Growing up in Trinidad and Tobago, U of T Mississauga associate professor Rhonda McEwen didn’t know what it was like to be a minority. Most of the people in her life, including her neighbours, university teachers, senior executives, politicians and even the prime minister, were either Black or people of colour.
“I didn’t have this idea, growing up, that things could be limited for me because of the colour my skin or because of my gender,” she says, adding she was a STEM student at an all-girls school.
It wasn’t until she moved to England for her first master’s degree that she experienced what it was like being a minority and what other people’s stereotypes could be, and that, in their minds, there could be limitations for her.
Since moving to Canada about 18 years ago, McEwen has spearheaded or become involved in numerous equity, diversity and inclusion initiatives, including UTM’s Black Table Talks, a networking opportunity for Black students, faculty and staff, and Visions of Science, which engages youth from low-income or marginalized communities with STEM. As a member of the UTM research council, she helped develop a policy to support female researchers on parental leave.
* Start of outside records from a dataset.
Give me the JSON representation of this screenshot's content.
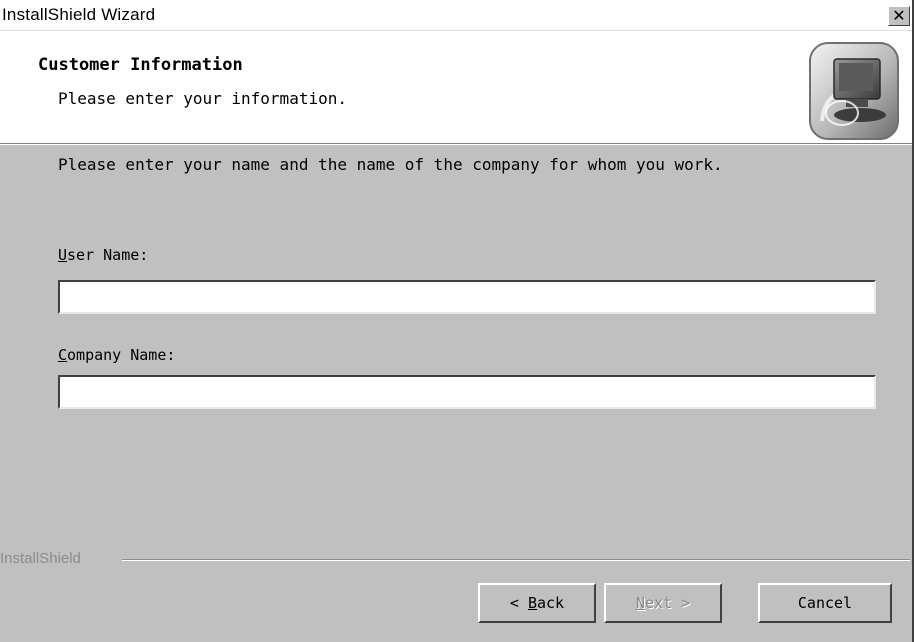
{
  "window": {
    "title": "InstallShield Wizard",
    "close_glyph": "✕"
  },
  "header": {
    "title": "Customer Information",
    "subtitle": "Please enter your information.",
    "icon": "computer-setup-icon"
  },
  "body": {
    "instruction": "Please enter your name and the name of the company for whom you work."
  },
  "fields": {
    "user_name": {
      "label_mnemonic": "U",
      "label_rest": "ser Name:",
      "value": ""
    },
    "company_name": {
      "label_mnemonic": "C",
      "label_rest": "ompany Name:",
      "value": ""
    }
  },
  "footer": {
    "brand": "InstallShield"
  },
  "buttons": {
    "back": {
      "prefix": "< ",
      "mnemonic": "B",
      "rest": "ack"
    },
    "next": {
      "mnemonic": "N",
      "rest": "ext >",
      "enabled": false
    },
    "cancel": {
      "label": "Cancel"
    }
  },
  "colors": {
    "dialog_bg": "#c0c0c0",
    "header_bg": "#ffffff",
    "disabled_text": "#888888"
  }
}
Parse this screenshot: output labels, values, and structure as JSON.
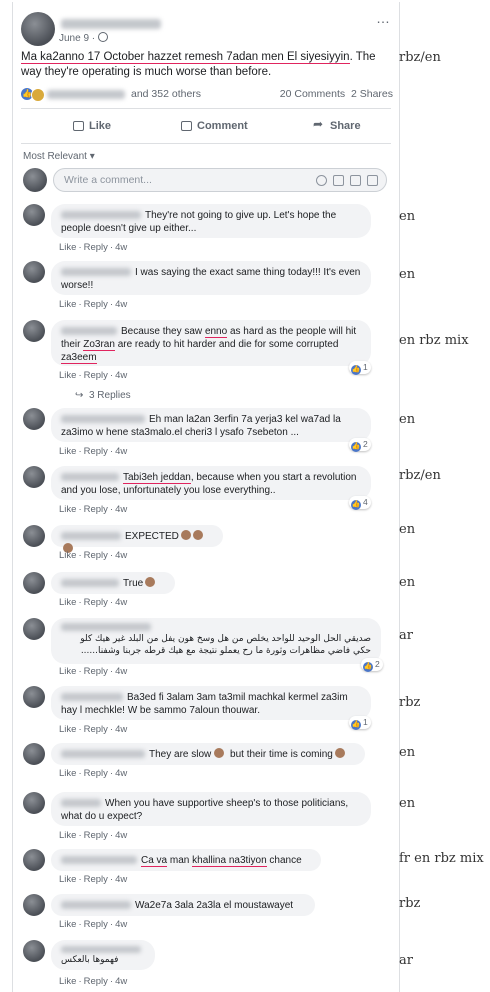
{
  "post": {
    "date": "June 9 ·",
    "more_icon": "…",
    "text_underlined": "Ma ka2anno 17 October hazzet remesh 7adan men El siyesiyyin",
    "text_rest": ". The way they're operating is much worse than before.",
    "reactions_others": "and 352 others",
    "comments_count": "20 Comments",
    "shares_count": "2 Shares"
  },
  "actions": {
    "like": "Like",
    "comment": "Comment",
    "share": "Share"
  },
  "sort_label": "Most Relevant ▾",
  "write_placeholder": "Write a comment...",
  "comments": [
    {
      "parts": [
        "They're not going to give up. Let's hope the people doesn't give up either..."
      ],
      "like": "Like",
      "reply": "Reply",
      "time": "4w",
      "tag": "en"
    },
    {
      "parts": [
        "I was saying the exact same thing today!!! It's even worse!!"
      ],
      "like": "Like",
      "reply": "Reply",
      "time": "4w",
      "tag": "en"
    },
    {
      "parts": [
        "Because they saw ",
        "enno",
        " as hard as the people will hit their ",
        "Zo3ran",
        " are ready to hit harder and die for some corrupted ",
        "za3eem"
      ],
      "like": "Like",
      "reply": "Reply",
      "time": "4w",
      "reactions": "1",
      "replies": "3 Replies",
      "tag": "en rbz mix"
    },
    {
      "parts": [
        "Eh man la2an 3erfin 7a yerja3 kel wa7ad la za3imo w hene sta3malo.el cheri3 l ysafo 7sebeton ..."
      ],
      "like": "Like",
      "reply": "Reply",
      "time": "4w",
      "reactions": "2",
      "tag": "en"
    },
    {
      "parts": [
        "Tabi3eh jeddan",
        ", because when you start a revolution and you lose, unfortunately you lose everything.."
      ],
      "like": "Like",
      "reply": "Reply",
      "time": "4w",
      "reactions": "4",
      "tag": "rbz/en"
    },
    {
      "parts": [
        "EXPECTED"
      ],
      "like": "Like",
      "reply": "Reply",
      "time": "4w",
      "tag": "en"
    },
    {
      "parts": [
        "True"
      ],
      "like": "Like",
      "reply": "Reply",
      "time": "4w",
      "tag": "en"
    },
    {
      "parts": [
        "صديقي الحل الوحيد للواحد يخلص من هل وسخ هون يفل من البلد غير هيك كلو حكي فاضي مظاهرات وثورة ما رح يعملو نتيجة مع هيك قرطه جربنا وشفنا......"
      ],
      "like": "Like",
      "reply": "Reply",
      "time": "4w",
      "reactions": "2",
      "tag": "ar"
    },
    {
      "parts": [
        "Ba3ed fi 3alam 3am ta3mil machkal kermel za3im hay l mechkle! W be sammo 7aloun thouwar."
      ],
      "like": "Like",
      "reply": "Reply",
      "time": "4w",
      "reactions": "1",
      "tag": "rbz"
    },
    {
      "parts": [
        "They are slow",
        " but their time is coming"
      ],
      "like": "Like",
      "reply": "Reply",
      "time": "4w",
      "tag": "en"
    },
    {
      "parts": [
        "When you have supportive sheep's to those politicians, what do u expect?"
      ],
      "like": "Like",
      "reply": "Reply",
      "time": "4w",
      "tag": "en"
    },
    {
      "parts": [
        "Ca va",
        " man ",
        "khallina na3tiyon",
        " chance"
      ],
      "like": "Like",
      "reply": "Reply",
      "time": "4w",
      "tag": "fr en rbz mix"
    },
    {
      "parts": [
        "Wa2e7a 3ala 2a3la el moustawayet"
      ],
      "like": "Like",
      "reply": "Reply",
      "time": "4w",
      "tag": "rbz"
    },
    {
      "parts": [
        "فهموها بالعكس"
      ],
      "like": "Like",
      "reply": "Reply",
      "time": "4w",
      "tag": "ar"
    }
  ]
}
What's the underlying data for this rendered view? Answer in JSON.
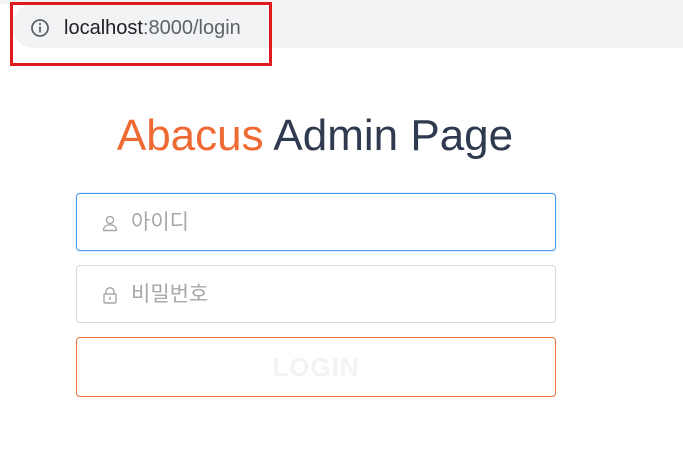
{
  "browser": {
    "url_host": "localhost",
    "url_path": ":8000/login",
    "info_icon": "info-circle-icon",
    "highlight_color": "#e0191f"
  },
  "login": {
    "title_brand": "Abacus",
    "title_rest": "Admin Page",
    "brand_color": "#ef6a33",
    "title_color": "#2f3a4f",
    "id_placeholder": "아이디",
    "id_value": "",
    "id_icon": "user-icon",
    "password_placeholder": "비밀번호",
    "password_value": "",
    "password_icon": "lock-icon",
    "login_button_label": "LOGIN",
    "accent_color": "#e8703e",
    "focus_color": "#4a9ef0"
  }
}
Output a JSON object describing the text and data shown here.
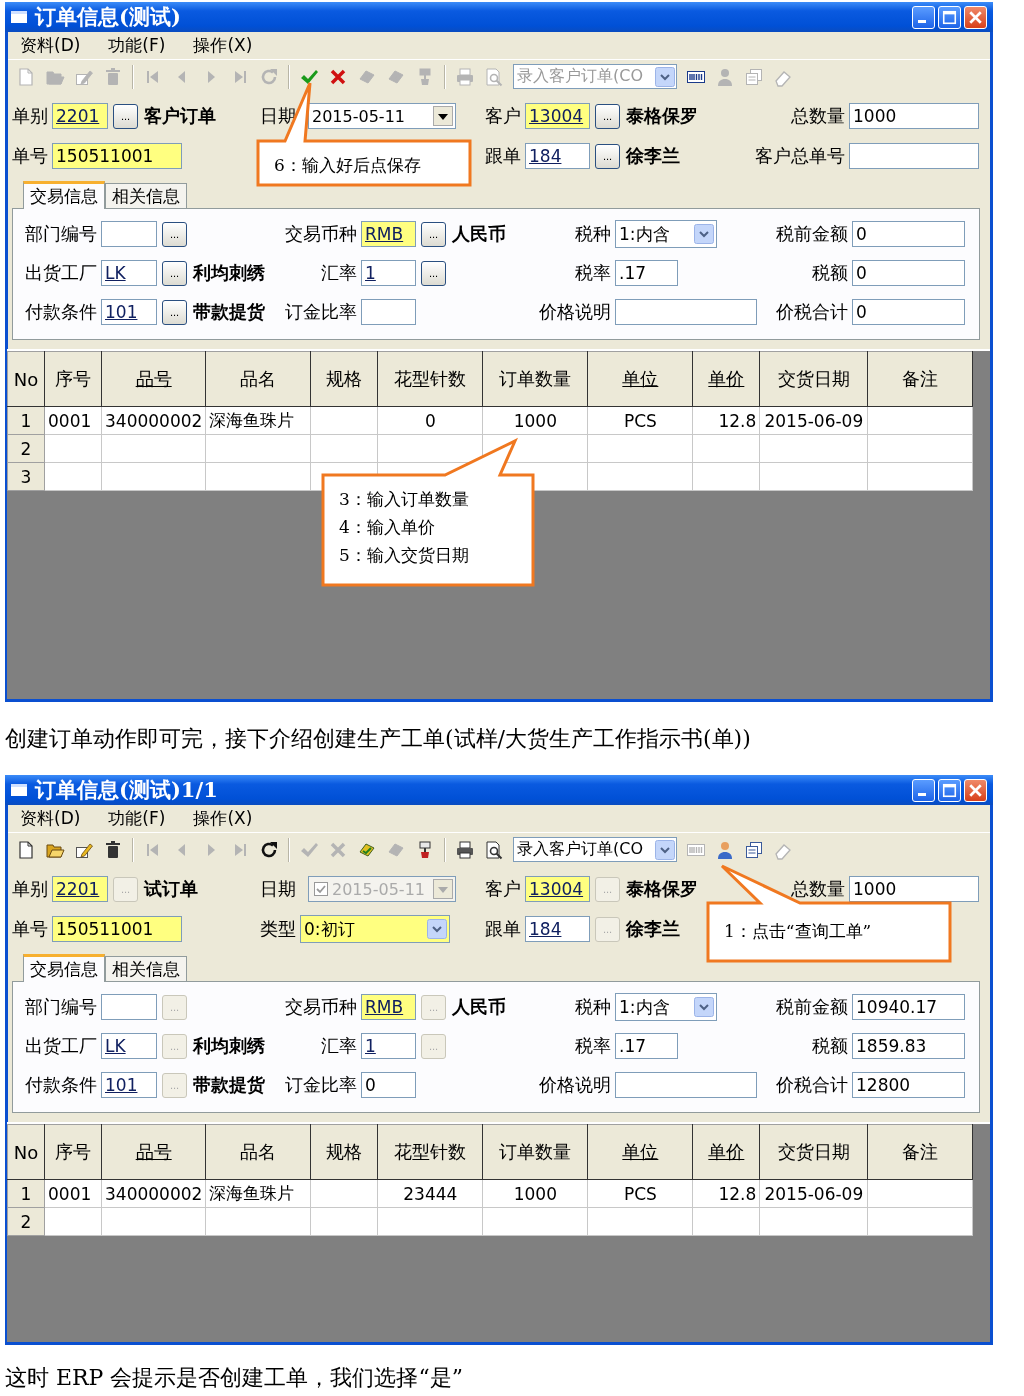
{
  "windows": [
    {
      "title": "订单信息(测试)",
      "menu": [
        "资料(D)",
        "功能(F)",
        "操作(X)"
      ],
      "toolbar": [
        {
          "kind": "new",
          "disabled": true
        },
        {
          "kind": "open",
          "disabled": true
        },
        {
          "kind": "edit",
          "disabled": true
        },
        {
          "kind": "delete",
          "disabled": true
        },
        {
          "kind": "separator"
        },
        {
          "kind": "first",
          "disabled": true
        },
        {
          "kind": "prev",
          "disabled": true
        },
        {
          "kind": "next",
          "disabled": true
        },
        {
          "kind": "last",
          "disabled": true
        },
        {
          "kind": "refresh",
          "disabled": true
        },
        {
          "kind": "separator"
        },
        {
          "kind": "save",
          "disabled": false
        },
        {
          "kind": "cancel",
          "disabled": false
        },
        {
          "kind": "approve",
          "disabled": true
        },
        {
          "kind": "unapprove",
          "disabled": true
        },
        {
          "kind": "brush",
          "disabled": true
        },
        {
          "kind": "separator"
        },
        {
          "kind": "print",
          "disabled": true
        },
        {
          "kind": "preview",
          "disabled": true
        },
        {
          "kind": "combo",
          "text": "录入客户订单(CO",
          "disabled": true
        },
        {
          "kind": "barcode",
          "disabled": false
        },
        {
          "kind": "person",
          "disabled": true
        },
        {
          "kind": "copy",
          "disabled": true
        },
        {
          "kind": "eraser",
          "disabled": true
        }
      ],
      "header": [
        {
          "first": [
            {
              "kind": "label",
              "text": "单别"
            },
            {
              "kind": "field",
              "text": "2201",
              "highlight": true,
              "link": true
            },
            {
              "kind": "lookup",
              "text": "...",
              "disabled": false
            },
            {
              "kind": "name",
              "text": "客户订单"
            }
          ],
          "second": [
            {
              "kind": "label",
              "text": "日期"
            },
            {
              "kind": "date",
              "text": "2015-05-11",
              "disabled": false
            }
          ],
          "third": [
            {
              "kind": "label",
              "text": "客户"
            },
            {
              "kind": "field",
              "text": "13004",
              "highlight": true,
              "link": true
            },
            {
              "kind": "lookup",
              "text": "...",
              "disabled": false
            },
            {
              "kind": "name",
              "text": "泰格保罗"
            }
          ],
          "fourth": [
            {
              "kind": "label",
              "text": "总数量"
            },
            {
              "kind": "field",
              "text": "1000",
              "highlight": false,
              "link": false
            }
          ]
        },
        {
          "first": [
            {
              "kind": "label",
              "text": "单号"
            },
            {
              "kind": "field",
              "text": "150511001",
              "highlight": true,
              "link": false
            }
          ],
          "third": [
            {
              "kind": "label",
              "text": "跟单"
            },
            {
              "kind": "field",
              "text": "184",
              "highlight": false,
              "link": true
            },
            {
              "kind": "lookup",
              "text": "...",
              "disabled": false
            },
            {
              "kind": "name",
              "text": "徐李兰"
            }
          ],
          "fourth": [
            {
              "kind": "label",
              "text": "客户总单号"
            },
            {
              "kind": "field",
              "highlight": false
            }
          ]
        }
      ],
      "tabs": [
        {
          "label": "交易信息",
          "selected": true
        },
        {
          "label": "相关信息",
          "selected": false
        }
      ],
      "form": [
        [
          [
            {
              "kind": "label",
              "text": "部门编号"
            },
            {
              "kind": "field",
              "highlight": false
            },
            {
              "kind": "lookup",
              "text": "...",
              "disabled": false
            }
          ],
          [
            {
              "kind": "label",
              "text": "交易币种"
            },
            {
              "kind": "field",
              "text": "RMB",
              "highlight": true,
              "link": true
            },
            {
              "kind": "lookup",
              "text": "...",
              "disabled": false
            },
            {
              "kind": "name",
              "text": "人民币"
            }
          ],
          [
            {
              "kind": "label",
              "text": "税种"
            },
            {
              "kind": "combo",
              "text": "1:内含",
              "highlight": false
            }
          ],
          [
            {
              "kind": "label",
              "text": "税前金额"
            },
            {
              "kind": "field",
              "text": "0",
              "highlight": false,
              "link": false
            }
          ]
        ],
        [
          [
            {
              "kind": "label",
              "text": "出货工厂"
            },
            {
              "kind": "field",
              "text": "LK",
              "highlight": false,
              "link": true
            },
            {
              "kind": "lookup",
              "text": "...",
              "disabled": false
            },
            {
              "kind": "name",
              "text": "利均刺绣"
            }
          ],
          [
            {
              "kind": "label",
              "text": "汇率"
            },
            {
              "kind": "field",
              "text": "1",
              "highlight": false,
              "link": true
            },
            {
              "kind": "lookup",
              "text": "...",
              "disabled": false
            }
          ],
          [
            {
              "kind": "label",
              "text": "税率"
            },
            {
              "kind": "field",
              "text": ".17",
              "highlight": false,
              "link": false
            }
          ],
          [
            {
              "kind": "label",
              "text": "税额"
            },
            {
              "kind": "field",
              "text": "0",
              "highlight": false,
              "link": false
            }
          ]
        ],
        [
          [
            {
              "kind": "label",
              "text": "付款条件"
            },
            {
              "kind": "field",
              "text": "101",
              "highlight": false,
              "link": true
            },
            {
              "kind": "lookup",
              "text": "...",
              "disabled": false
            },
            {
              "kind": "name",
              "text": "带款提货"
            }
          ],
          [
            {
              "kind": "label",
              "text": "订金比率"
            },
            {
              "kind": "field",
              "highlight": false
            }
          ],
          [
            {
              "kind": "label",
              "text": "价格说明"
            },
            {
              "kind": "field",
              "highlight": false
            }
          ],
          [
            {
              "kind": "label",
              "text": "价税合计"
            },
            {
              "kind": "field",
              "text": "0",
              "highlight": false,
              "link": false
            }
          ]
        ]
      ],
      "table": {
        "columns": [
          {
            "label": "No",
            "link": false
          },
          {
            "label": "序号",
            "link": false
          },
          {
            "label": "品号",
            "link": true
          },
          {
            "label": "品名",
            "link": false
          },
          {
            "label": "规格",
            "link": false
          },
          {
            "label": "花型针数",
            "link": false
          },
          {
            "label": "订单数量",
            "link": false
          },
          {
            "label": "单位",
            "link": true
          },
          {
            "label": "单价",
            "link": true
          },
          {
            "label": "交货日期",
            "link": false
          },
          {
            "label": "备注",
            "link": false
          }
        ],
        "rows": [
          {
            "no": "1",
            "cells": [
              "0001",
              "340000002",
              "深海鱼珠片",
              null,
              "0",
              "1000",
              "PCS",
              "12.8",
              "2015-06-09",
              null
            ]
          },
          {
            "no": "2"
          },
          {
            "no": "3"
          }
        ]
      },
      "callouts": [
        {
          "lines": [
            "6：输入好后点保存"
          ]
        },
        {
          "lines": [
            "3：输入订单数量",
            "4：输入单价",
            "5：输入交货日期"
          ]
        }
      ]
    },
    {
      "title": "订单信息(测试)1/1",
      "menu": [
        "资料(D)",
        "功能(F)",
        "操作(X)"
      ],
      "toolbar": [
        {
          "kind": "new",
          "disabled": false
        },
        {
          "kind": "open",
          "disabled": false
        },
        {
          "kind": "edit",
          "disabled": false
        },
        {
          "kind": "delete",
          "disabled": false
        },
        {
          "kind": "separator"
        },
        {
          "kind": "first",
          "disabled": true
        },
        {
          "kind": "prev",
          "disabled": true
        },
        {
          "kind": "next",
          "disabled": true
        },
        {
          "kind": "last",
          "disabled": true
        },
        {
          "kind": "refresh",
          "disabled": false
        },
        {
          "kind": "separator"
        },
        {
          "kind": "save",
          "disabled": true
        },
        {
          "kind": "cancel",
          "disabled": true
        },
        {
          "kind": "approve",
          "disabled": false
        },
        {
          "kind": "unapprove",
          "disabled": true
        },
        {
          "kind": "brush",
          "disabled": false
        },
        {
          "kind": "separator"
        },
        {
          "kind": "print",
          "disabled": false
        },
        {
          "kind": "preview",
          "disabled": false
        },
        {
          "kind": "combo",
          "text": "录入客户订单(CO",
          "disabled": false
        },
        {
          "kind": "barcode",
          "disabled": true
        },
        {
          "kind": "person",
          "disabled": false
        },
        {
          "kind": "copy",
          "disabled": false
        },
        {
          "kind": "eraser",
          "disabled": true
        }
      ],
      "header": [
        {
          "first": [
            {
              "kind": "label",
              "text": "单别"
            },
            {
              "kind": "field",
              "text": "2201",
              "highlight": true,
              "link": true
            },
            {
              "kind": "lookup",
              "text": "...",
              "disabled": true
            },
            {
              "kind": "name",
              "text": "试订单"
            }
          ],
          "second": [
            {
              "kind": "label",
              "text": "日期"
            },
            {
              "kind": "date",
              "text": "2015-05-11",
              "checked": true,
              "disabled": true
            }
          ],
          "third": [
            {
              "kind": "label",
              "text": "客户"
            },
            {
              "kind": "field",
              "text": "13004",
              "highlight": true,
              "link": true
            },
            {
              "kind": "lookup",
              "text": "...",
              "disabled": true
            },
            {
              "kind": "name",
              "text": "泰格保罗"
            }
          ],
          "fourth": [
            {
              "kind": "label",
              "text": "总数量"
            },
            {
              "kind": "field",
              "text": "1000",
              "highlight": false,
              "link": false
            }
          ]
        },
        {
          "first": [
            {
              "kind": "label",
              "text": "单号"
            },
            {
              "kind": "field",
              "text": "150511001",
              "highlight": true,
              "link": false
            }
          ],
          "second": [
            {
              "kind": "label",
              "text": "类型"
            },
            {
              "kind": "combo",
              "text": "0:初订",
              "highlight": true
            }
          ],
          "third": [
            {
              "kind": "label",
              "text": "跟单"
            },
            {
              "kind": "field",
              "text": "184",
              "highlight": false,
              "link": true
            },
            {
              "kind": "lookup",
              "text": "...",
              "disabled": true
            },
            {
              "kind": "name",
              "text": "徐李兰"
            }
          ]
        }
      ],
      "tabs": [
        {
          "label": "交易信息",
          "selected": true
        },
        {
          "label": "相关信息",
          "selected": false
        }
      ],
      "form": [
        [
          [
            {
              "kind": "label",
              "text": "部门编号"
            },
            {
              "kind": "field",
              "highlight": false
            },
            {
              "kind": "lookup",
              "text": "...",
              "disabled": true
            }
          ],
          [
            {
              "kind": "label",
              "text": "交易币种"
            },
            {
              "kind": "field",
              "text": "RMB",
              "highlight": true,
              "link": true
            },
            {
              "kind": "lookup",
              "text": "...",
              "disabled": true
            },
            {
              "kind": "name",
              "text": "人民币"
            }
          ],
          [
            {
              "kind": "label",
              "text": "税种"
            },
            {
              "kind": "combo",
              "text": "1:内含",
              "highlight": false
            }
          ],
          [
            {
              "kind": "label",
              "text": "税前金额"
            },
            {
              "kind": "field",
              "text": "10940.17",
              "highlight": false,
              "link": false
            }
          ]
        ],
        [
          [
            {
              "kind": "label",
              "text": "出货工厂"
            },
            {
              "kind": "field",
              "text": "LK",
              "highlight": false,
              "link": true
            },
            {
              "kind": "lookup",
              "text": "...",
              "disabled": true
            },
            {
              "kind": "name",
              "text": "利均刺绣"
            }
          ],
          [
            {
              "kind": "label",
              "text": "汇率"
            },
            {
              "kind": "field",
              "text": "1",
              "highlight": false,
              "link": true
            },
            {
              "kind": "lookup",
              "text": "...",
              "disabled": true
            }
          ],
          [
            {
              "kind": "label",
              "text": "税率"
            },
            {
              "kind": "field",
              "text": ".17",
              "highlight": false,
              "link": false
            }
          ],
          [
            {
              "kind": "label",
              "text": "税额"
            },
            {
              "kind": "field",
              "text": "1859.83",
              "highlight": false,
              "link": false
            }
          ]
        ],
        [
          [
            {
              "kind": "label",
              "text": "付款条件"
            },
            {
              "kind": "field",
              "text": "101",
              "highlight": false,
              "link": true
            },
            {
              "kind": "lookup",
              "text": "...",
              "disabled": true
            },
            {
              "kind": "name",
              "text": "带款提货"
            }
          ],
          [
            {
              "kind": "label",
              "text": "订金比率"
            },
            {
              "kind": "field",
              "text": "0",
              "highlight": false,
              "link": false
            }
          ],
          [
            {
              "kind": "label",
              "text": "价格说明"
            },
            {
              "kind": "field",
              "highlight": false
            }
          ],
          [
            {
              "kind": "label",
              "text": "价税合计"
            },
            {
              "kind": "field",
              "text": "12800",
              "highlight": false,
              "link": false
            }
          ]
        ]
      ],
      "table": {
        "columns": [
          {
            "label": "No",
            "link": false
          },
          {
            "label": "序号",
            "link": false
          },
          {
            "label": "品号",
            "link": true
          },
          {
            "label": "品名",
            "link": false
          },
          {
            "label": "规格",
            "link": false
          },
          {
            "label": "花型针数",
            "link": false
          },
          {
            "label": "订单数量",
            "link": false
          },
          {
            "label": "单位",
            "link": true
          },
          {
            "label": "单价",
            "link": true
          },
          {
            "label": "交货日期",
            "link": false
          },
          {
            "label": "备注",
            "link": false
          }
        ],
        "rows": [
          {
            "no": "1",
            "cells": [
              "0001",
              "340000002",
              "深海鱼珠片",
              null,
              "23444",
              "1000",
              "PCS",
              "12.8",
              "2015-06-09",
              null
            ]
          },
          {
            "no": "2"
          }
        ]
      },
      "callouts": [
        {
          "lines": [
            "1：点击“查询工单”"
          ]
        }
      ]
    }
  ],
  "captions": [
    "创建订单动作即可完，接下介绍创建生产工单(试样/大货生产工作指示书(单))",
    "这时 ERP 会提示是否创建工单，我们选择“是”"
  ]
}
McEwen was also instrumental in bringing Black colleagues at UTM together.
In recognition of the work she has already undertaken and to build on that progress, McEwen was recently appointed the Vice President and Principal’s Special Advisor on Anti-Racism and Equity at UTM.
The creation of this new position comes at a time when the world faces a unique moment of historical reckoning. Vice President and Principal Alexandra Gillespie, who appointed McEwen, explains that, while the injustices are not new, we are confronting them in different ways.
“It is important that, as a university, we recognize that and create new mechanisms by which we can listen to racialized members of our communities and hear from them what the university needs to do to address systemic racism locally and globally,” she says.
The position of special advisor is just that – to directly advise Gillespie and members of her executive team. Gillespie stresses that it is not up to McEwen and other racialized members of the community to do all the work.
“Her position is to speak and for us to listen,” Gillespie says. “It’s our job to do the work, to put new structures in place, to provide education where it’s missing, to open up new opportunities, to put funding where it’s not, to hire people where they weren’t and to change the way we do business.”
For McEwen, it’s about actively listening to the community and bringing their ideas and concerns forward, and it’s about using her voice to move the needle on important issues. She is already setting up a ‘listening tour’ where she’ll meet with every UTM unit head to hear from them and gather any information she can relay up the line.
There is also a plan for an Equity, Diversity and Inclusion Office retreat that will bring a diverse mix of people at campus together to hash out what simple but meaningful and effective initiatives can be accomplished immediately.
Meanwhile, with advice from McEwen, Gillespie’s team is putting together an ambitious series of actions targeting Black, Indigenous and racialized faculty and staff, with other actions focused on the needs of staff and the community to come. She adds that they are not only examining issues around anti-racism, but targeting matters related to equity, seeking opportunities where women, people with disabilities and the LGBTQ+ community can thrive, grow and rise up the ranks.
“There’s a lot that needs to be done and there’s a lot going on,” Gillespie says, explaining that given the COVID-19 pandemic, she’s currently focusing on the university’s existing strengths and relying on structures already in place, with the goal of opening it up in the future.
“I am enormously grateful to Rhonda for her willingness to provide this advice.”
As for why she has taken on this important, yet monumental task when she’s also a Canada Research Chair in Tactile Interfaces, Communication and Cognition and director of UTM’s Institute of Communication, Culture, Information and Technology, McEwen explains: “I, myself, had to come to understand what (the Black) experience was like; I am open to the time it takes for others to get there too. I have the energy, the capacity, the patience and the hope that we will get there.
“I have a very positive outlook on this role."